### YOUR INSTRUCTIONS
The reply should contain every entry exactly as given, with no pictures in it.

--- EXTRACTED MATERIAL Enclosed Below ---

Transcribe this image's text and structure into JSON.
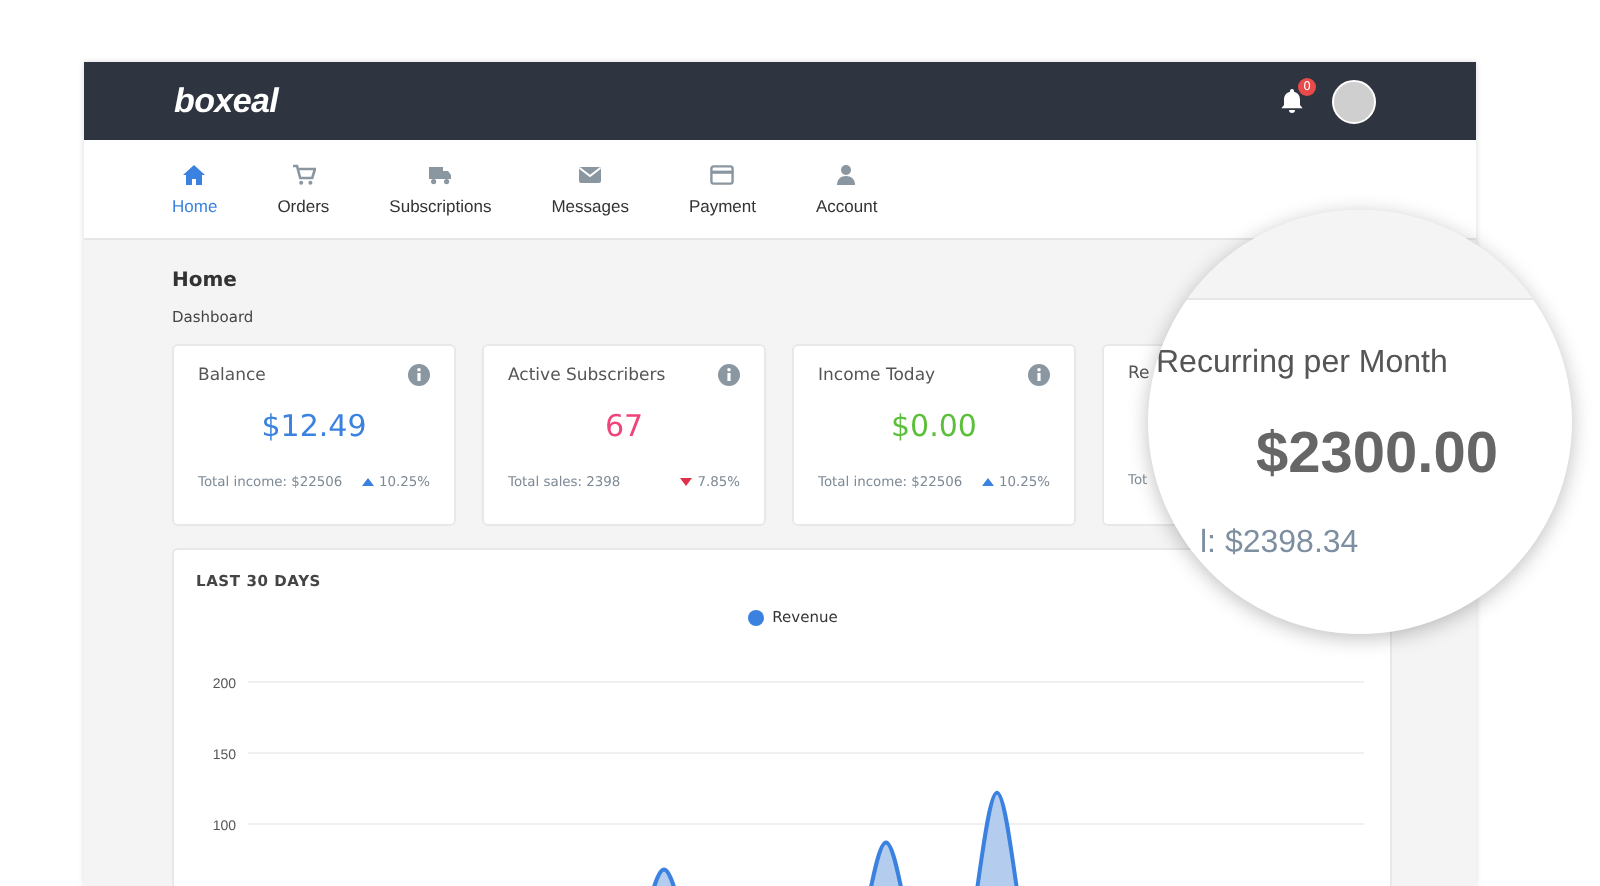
{
  "header": {
    "logo": "boxeal",
    "notification_count": "0"
  },
  "nav": [
    {
      "label": "Home",
      "selected": true
    },
    {
      "label": "Orders",
      "selected": false
    },
    {
      "label": "Subscriptions",
      "selected": false
    },
    {
      "label": "Messages",
      "selected": false
    },
    {
      "label": "Payment",
      "selected": false
    },
    {
      "label": "Account",
      "selected": false
    }
  ],
  "page": {
    "title": "Home",
    "breadcrumb": "Dashboard"
  },
  "cards": [
    {
      "title": "Balance",
      "value": "$12.49",
      "color": "#3b82e0",
      "footer": "Total income: $22506",
      "rising": true,
      "change": "10.25%"
    },
    {
      "title": "Active Subscribers",
      "value": "67",
      "color": "#f0447a",
      "footer": "Total sales: 2398",
      "rising": false,
      "change": "7.85%"
    },
    {
      "title": "Income Today",
      "value": "$0.00",
      "color": "#5cbf3c",
      "footer": "Total income: $22506",
      "rising": true,
      "change": "10.25%"
    },
    {
      "title": "Re",
      "footer": "Tot"
    }
  ],
  "chart_panel": {
    "title": "LAST 30 DAYS",
    "chart_data": {
      "type": "area",
      "ylim": [
        0,
        200
      ],
      "yticks": [
        100,
        150,
        200
      ],
      "series": [
        {
          "name": "Revenue",
          "color": "#3b82e0",
          "values": [
            0,
            0,
            0,
            0,
            0,
            0,
            0,
            0,
            0,
            0,
            0,
            68,
            0,
            0,
            0,
            0,
            0,
            87,
            0,
            0,
            122,
            0,
            0,
            0,
            0,
            0,
            0,
            0,
            0,
            0
          ]
        }
      ]
    }
  },
  "magnifier": {
    "title": "Recurring per Month",
    "value": "$2300.00",
    "footer": "l: $2398.34"
  }
}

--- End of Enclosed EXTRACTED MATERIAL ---

### TASK SOLUTION
Transcribe this image's text and structure into JSON.
{
  "header": {
    "logo": "boxeal",
    "notification_count": "0"
  },
  "nav": [
    {
      "label": "Home",
      "selected": true
    },
    {
      "label": "Orders",
      "selected": false
    },
    {
      "label": "Subscriptions",
      "selected": false
    },
    {
      "label": "Messages",
      "selected": false
    },
    {
      "label": "Payment",
      "selected": false
    },
    {
      "label": "Account",
      "selected": false
    }
  ],
  "page": {
    "title": "Home",
    "breadcrumb": "Dashboard"
  },
  "cards": [
    {
      "title": "Balance",
      "value": "$12.49",
      "color": "#3b82e0",
      "footer": "Total income: $22506",
      "rising": true,
      "change": "10.25%"
    },
    {
      "title": "Active Subscribers",
      "value": "67",
      "color": "#f0447a",
      "footer": "Total sales: 2398",
      "rising": false,
      "change": "7.85%"
    },
    {
      "title": "Income Today",
      "value": "$0.00",
      "color": "#5cbf3c",
      "footer": "Total income: $22506",
      "rising": true,
      "change": "10.25%"
    },
    {
      "title": "Re",
      "footer": "Tot"
    }
  ],
  "chart_panel": {
    "title": "LAST 30 DAYS",
    "chart_data": {
      "type": "area",
      "ylim": [
        0,
        200
      ],
      "yticks": [
        100,
        150,
        200
      ],
      "series": [
        {
          "name": "Revenue",
          "color": "#3b82e0",
          "values": [
            0,
            0,
            0,
            0,
            0,
            0,
            0,
            0,
            0,
            0,
            0,
            68,
            0,
            0,
            0,
            0,
            0,
            87,
            0,
            0,
            122,
            0,
            0,
            0,
            0,
            0,
            0,
            0,
            0,
            0
          ]
        }
      ]
    }
  },
  "magnifier": {
    "title": "Recurring per Month",
    "value": "$2300.00",
    "footer": "l: $2398.34"
  }
}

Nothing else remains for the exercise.